### Task requirements
Search the entries for the word "user" and pull out each line that has it.

[Page and application data records]
━━━━━━━━━━
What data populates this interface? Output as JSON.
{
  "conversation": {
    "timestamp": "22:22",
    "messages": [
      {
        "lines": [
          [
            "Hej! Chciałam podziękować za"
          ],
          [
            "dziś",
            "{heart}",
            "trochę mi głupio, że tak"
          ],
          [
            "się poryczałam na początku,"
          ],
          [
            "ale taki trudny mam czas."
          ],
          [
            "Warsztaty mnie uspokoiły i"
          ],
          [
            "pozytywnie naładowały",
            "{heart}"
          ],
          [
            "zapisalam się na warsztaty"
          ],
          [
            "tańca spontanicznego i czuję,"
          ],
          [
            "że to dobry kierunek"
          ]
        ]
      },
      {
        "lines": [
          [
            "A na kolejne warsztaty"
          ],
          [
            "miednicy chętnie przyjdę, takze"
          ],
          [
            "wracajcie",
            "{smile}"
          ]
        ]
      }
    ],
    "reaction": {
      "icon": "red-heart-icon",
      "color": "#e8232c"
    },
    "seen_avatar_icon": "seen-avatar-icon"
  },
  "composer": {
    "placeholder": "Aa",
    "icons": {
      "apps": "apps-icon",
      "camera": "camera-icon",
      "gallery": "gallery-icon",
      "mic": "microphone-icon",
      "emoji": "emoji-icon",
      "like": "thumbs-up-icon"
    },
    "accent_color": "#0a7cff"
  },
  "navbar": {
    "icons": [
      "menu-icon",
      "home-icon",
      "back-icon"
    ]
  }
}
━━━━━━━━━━
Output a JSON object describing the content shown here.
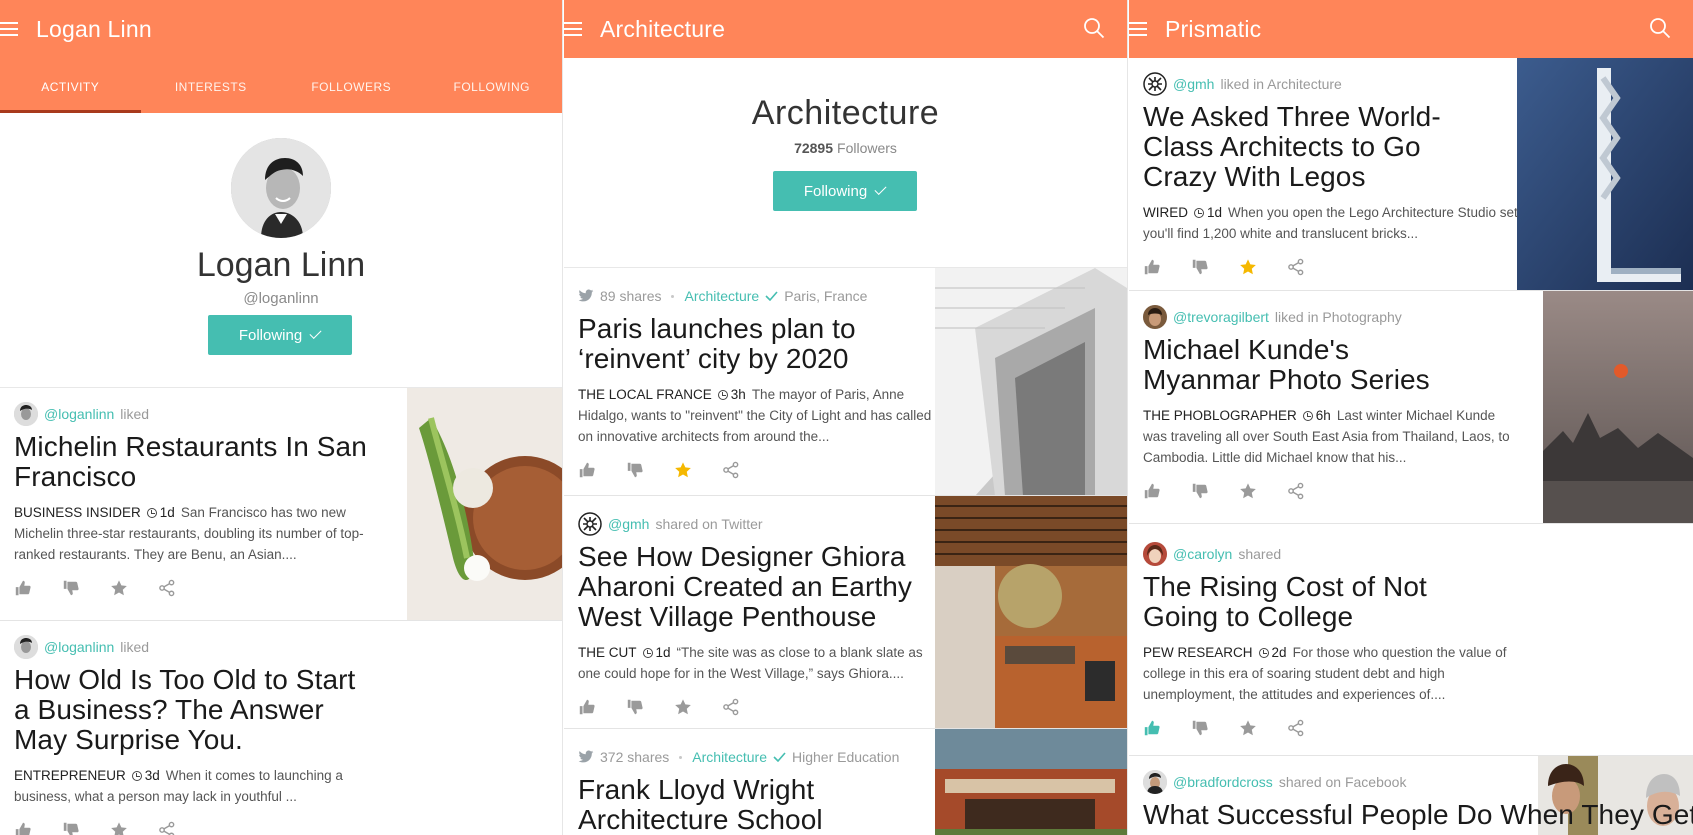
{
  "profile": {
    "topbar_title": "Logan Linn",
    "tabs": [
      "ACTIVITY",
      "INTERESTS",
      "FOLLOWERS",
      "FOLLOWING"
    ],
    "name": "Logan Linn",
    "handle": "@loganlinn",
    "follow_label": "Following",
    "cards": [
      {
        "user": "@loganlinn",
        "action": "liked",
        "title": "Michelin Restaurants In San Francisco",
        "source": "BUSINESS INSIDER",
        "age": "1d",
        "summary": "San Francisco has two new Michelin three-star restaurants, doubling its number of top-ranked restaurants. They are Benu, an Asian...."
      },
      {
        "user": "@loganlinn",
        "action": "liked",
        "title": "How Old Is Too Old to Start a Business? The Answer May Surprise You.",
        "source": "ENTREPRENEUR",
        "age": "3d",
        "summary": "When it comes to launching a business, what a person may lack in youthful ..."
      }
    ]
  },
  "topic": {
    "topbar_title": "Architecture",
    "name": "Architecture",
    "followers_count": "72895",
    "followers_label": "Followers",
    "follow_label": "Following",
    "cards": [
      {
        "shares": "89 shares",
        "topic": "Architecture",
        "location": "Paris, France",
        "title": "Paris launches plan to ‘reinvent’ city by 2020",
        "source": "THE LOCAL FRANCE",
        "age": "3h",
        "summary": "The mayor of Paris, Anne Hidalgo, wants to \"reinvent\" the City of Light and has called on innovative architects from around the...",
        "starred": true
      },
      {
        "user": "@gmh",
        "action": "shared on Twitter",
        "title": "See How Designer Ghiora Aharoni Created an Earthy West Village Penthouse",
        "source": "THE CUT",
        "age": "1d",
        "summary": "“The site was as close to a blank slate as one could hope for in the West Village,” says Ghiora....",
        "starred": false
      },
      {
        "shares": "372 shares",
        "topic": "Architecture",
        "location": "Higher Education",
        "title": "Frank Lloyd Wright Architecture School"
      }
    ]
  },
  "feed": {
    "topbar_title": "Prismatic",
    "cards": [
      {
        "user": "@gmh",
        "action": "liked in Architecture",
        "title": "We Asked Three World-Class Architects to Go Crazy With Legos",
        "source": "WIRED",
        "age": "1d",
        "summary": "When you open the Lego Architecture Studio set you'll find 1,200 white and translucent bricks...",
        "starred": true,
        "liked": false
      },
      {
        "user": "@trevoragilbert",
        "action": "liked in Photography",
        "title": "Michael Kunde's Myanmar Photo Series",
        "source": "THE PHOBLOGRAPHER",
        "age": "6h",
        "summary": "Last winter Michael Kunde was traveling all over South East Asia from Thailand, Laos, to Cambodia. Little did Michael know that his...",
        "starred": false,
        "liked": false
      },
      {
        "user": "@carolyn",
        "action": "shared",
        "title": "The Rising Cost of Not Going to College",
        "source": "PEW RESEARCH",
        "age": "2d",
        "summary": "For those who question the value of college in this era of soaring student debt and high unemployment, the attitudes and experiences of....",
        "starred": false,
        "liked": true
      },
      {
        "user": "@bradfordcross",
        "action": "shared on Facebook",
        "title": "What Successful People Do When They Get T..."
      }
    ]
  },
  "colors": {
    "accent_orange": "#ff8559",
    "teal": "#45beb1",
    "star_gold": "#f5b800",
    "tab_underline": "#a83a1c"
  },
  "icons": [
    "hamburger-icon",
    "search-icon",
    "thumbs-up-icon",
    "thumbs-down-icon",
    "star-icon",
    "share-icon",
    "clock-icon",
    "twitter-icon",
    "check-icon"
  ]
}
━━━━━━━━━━
### Task solution
        "user": "@loganlinn",
        "user": "@loganlinn",
        "user": "@gmh",
        "user": "@gmh",
        "user": "@trevoragilbert",
        "user": "@carolyn",
        "user": "@bradfordcross",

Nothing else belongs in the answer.